Michael Frayn talks to A.C. Grayling about philosophy and its bearing on his plays and novels

Bankers daft: Michael Holroyd on the inability of banks to deal with writers

Immortal prose: how to preserve a writer’s work by James Fergusson

As the technology of publishing changes, what is the best way to preserve a writer's work for posterity? James Fergusson investigates.

Words and deeds: Caroline Moorehead on her work with refugees in Cairo

Caroline Moorehead explains how her biographies of two women led her to work with refugees in Cairo.

How to beat the Bounderbys: Jonathan Keates reviews the rewards and difficulties of teaching

Jonathan Keates recently celebrated 30 years of teaching English at the City of London School. Here he reviews the rewards and increasing frustrations of his profession.

Benson and hedging: James Fergusson reveals a high profile dispute over the RSL Benson Medal

James Fergusson reveals how a dispute over the Benson Medal split the RSL and set Siegfried Sassoon against T. Sturge Moore

Letter from Shortlist Land: Ysenda Maxtone Graham on being a nominee-turned-judge

Ysenda Maxtone Graham describes her experiences as nominee-turned-judge of a literary prize.

The house of fame

A narrative gift: Katie Waldegrave on her charity, First Story

Katie Waldegrave describes how First Story's team of writers is giving new confidence to schoolchildren

Richard Eyre on cuts to the arts

Richard Eyre warns against spending cuts to the arts and humanities

Diffuse muses – Fiona Sampson on writers and music or art

Fiona Sampson considers writers who are also artists or musicians

Mid-life memoir

Crispin Jackson reviews The Cosmo Davenport-Hines Memorial Meeting, Mid-life memoir, featuring Damian Barr and Tracey Thorn, chaired by Susannah Clapp at Somerset House on Wednesday 8th May 2013.

Bound for glory: Crispin Jackson on book art

Far from surrendering to e-publishing, the traditional book is acquiring ever more imaginative forms, Crispin Jackson reports.

The Lingua Franca: Colin Thubron on translated literature

The President’s address to the AGM: 28 June 2012

Kate Pullinger thrills to the rise of digital fiction

I sing the body of work electric

Found in Translation

Of the thousands of books published in Britain each year, only a handful are translated from foreign languages.
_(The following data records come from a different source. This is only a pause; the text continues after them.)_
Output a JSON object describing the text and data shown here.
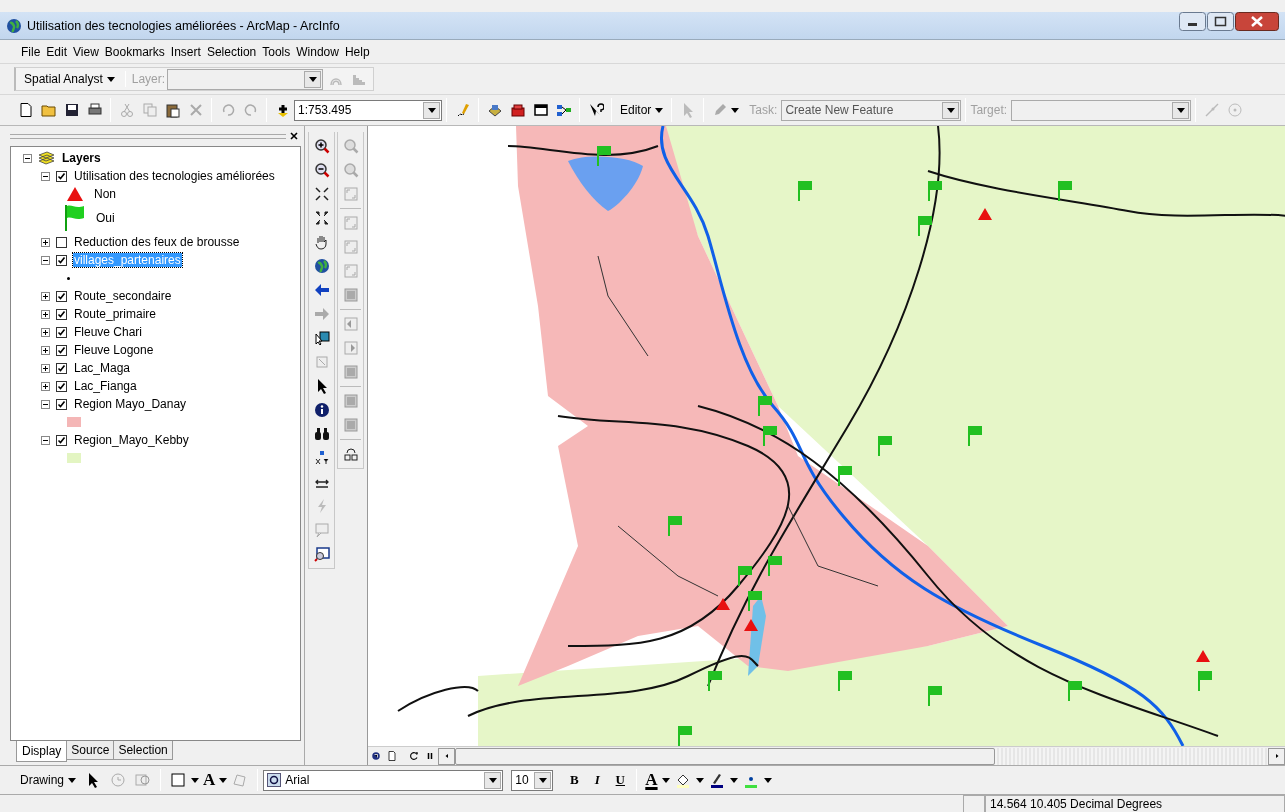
{
  "window": {
    "title": "Utilisation des tecnologies améliorées - ArcMap - ArcInfo"
  },
  "menu": [
    {
      "label": "File"
    },
    {
      "label": "Edit"
    },
    {
      "label": "View"
    },
    {
      "label": "Bookmarks"
    },
    {
      "label": "Insert"
    },
    {
      "label": "Selection"
    },
    {
      "label": "Tools"
    },
    {
      "label": "Window"
    },
    {
      "label": "Help"
    }
  ],
  "spatial_toolbar": {
    "menu": "Spatial Analyst",
    "layer_label": "Layer:",
    "layer_disabled": true
  },
  "standard_toolbar": {
    "scale": "1:753.495"
  },
  "editor_toolbar": {
    "menu": "Editor",
    "task_label": "Task:",
    "task": "Create New Feature",
    "target_label": "Target:",
    "disabled": true
  },
  "toc": {
    "root": {
      "label": "Layers",
      "expanded": true,
      "selected": false,
      "children": [
        {
          "label": "Utilisation des tecnologies améliorées",
          "checked": true,
          "expanded": true,
          "selected": false,
          "legend": [
            {
              "kind": "triangle",
              "label": "Non"
            },
            {
              "kind": "flag",
              "label": "Oui"
            }
          ]
        },
        {
          "label": "Reduction des feux de brousse",
          "checked": false,
          "expanded": false,
          "selected": false
        },
        {
          "label": "villages_partenaires",
          "checked": true,
          "expanded": true,
          "selected": true,
          "legend": [
            {
              "kind": "dot"
            }
          ]
        },
        {
          "label": "Route_secondaire",
          "checked": true,
          "expanded": false,
          "selected": false
        },
        {
          "label": "Route_primaire",
          "checked": true,
          "expanded": false,
          "selected": false
        },
        {
          "label": "Fleuve Chari",
          "checked": true,
          "expanded": false,
          "selected": false
        },
        {
          "label": "Fleuve Logone",
          "checked": true,
          "expanded": false,
          "selected": false
        },
        {
          "label": "Lac_Maga",
          "checked": true,
          "expanded": false,
          "selected": false
        },
        {
          "label": "Lac_Fianga",
          "checked": true,
          "expanded": false,
          "selected": false
        },
        {
          "label": "Region Mayo_Danay",
          "checked": true,
          "expanded": true,
          "selected": false,
          "legend": [
            {
              "kind": "swatch",
              "color": "#f4b6b6"
            }
          ]
        },
        {
          "label": "Region_Mayo_Kebby",
          "checked": true,
          "expanded": true,
          "selected": false,
          "legend": [
            {
              "kind": "swatch",
              "color": "#e3f5c2"
            }
          ]
        }
      ]
    }
  },
  "toc_tabs": [
    {
      "label": "Display",
      "selected": true
    },
    {
      "label": "Source",
      "selected": false
    },
    {
      "label": "Selection",
      "selected": false
    }
  ],
  "drawing_toolbar": {
    "menu": "Drawing",
    "text_tool": "A",
    "font": "Arial",
    "size": "10",
    "styles": [
      {
        "label": "B",
        "kind": "bold"
      },
      {
        "label": "I",
        "kind": "italic"
      },
      {
        "label": "U",
        "kind": "underline"
      }
    ],
    "font_color": "A"
  },
  "status_bar": {
    "coordinates": "14.564  10.405 Decimal Degrees"
  }
}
Given the dominance of English as the international language of business and politics, perhaps our literary chauvinism is inevitable.

Found in Translation
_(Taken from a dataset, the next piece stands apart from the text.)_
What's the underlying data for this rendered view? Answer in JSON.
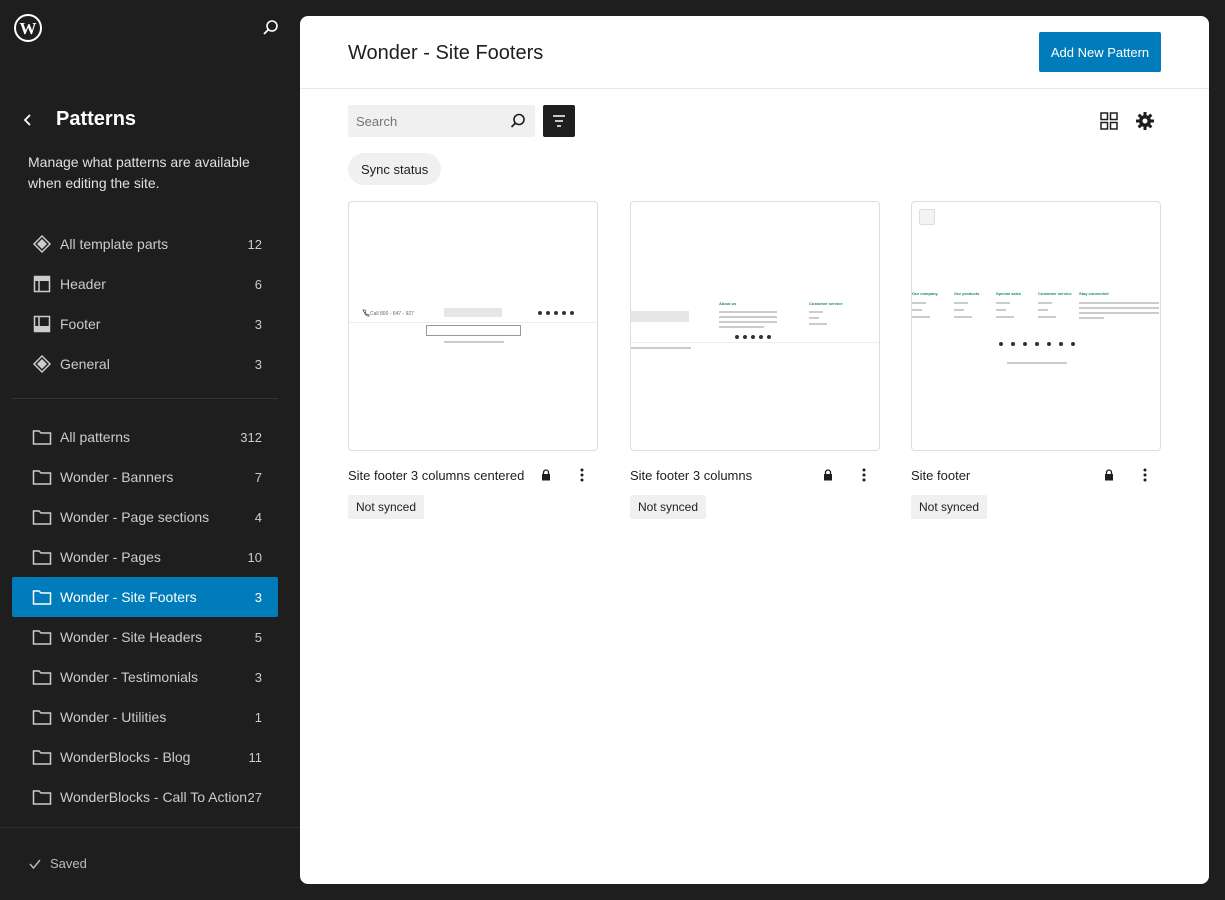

Of the thousands of books published in Britain each year, only a handful are translated from foreign languages. Given the dominance of English as the international language of business and politics, perhaps our literary chauvinism is inevitable.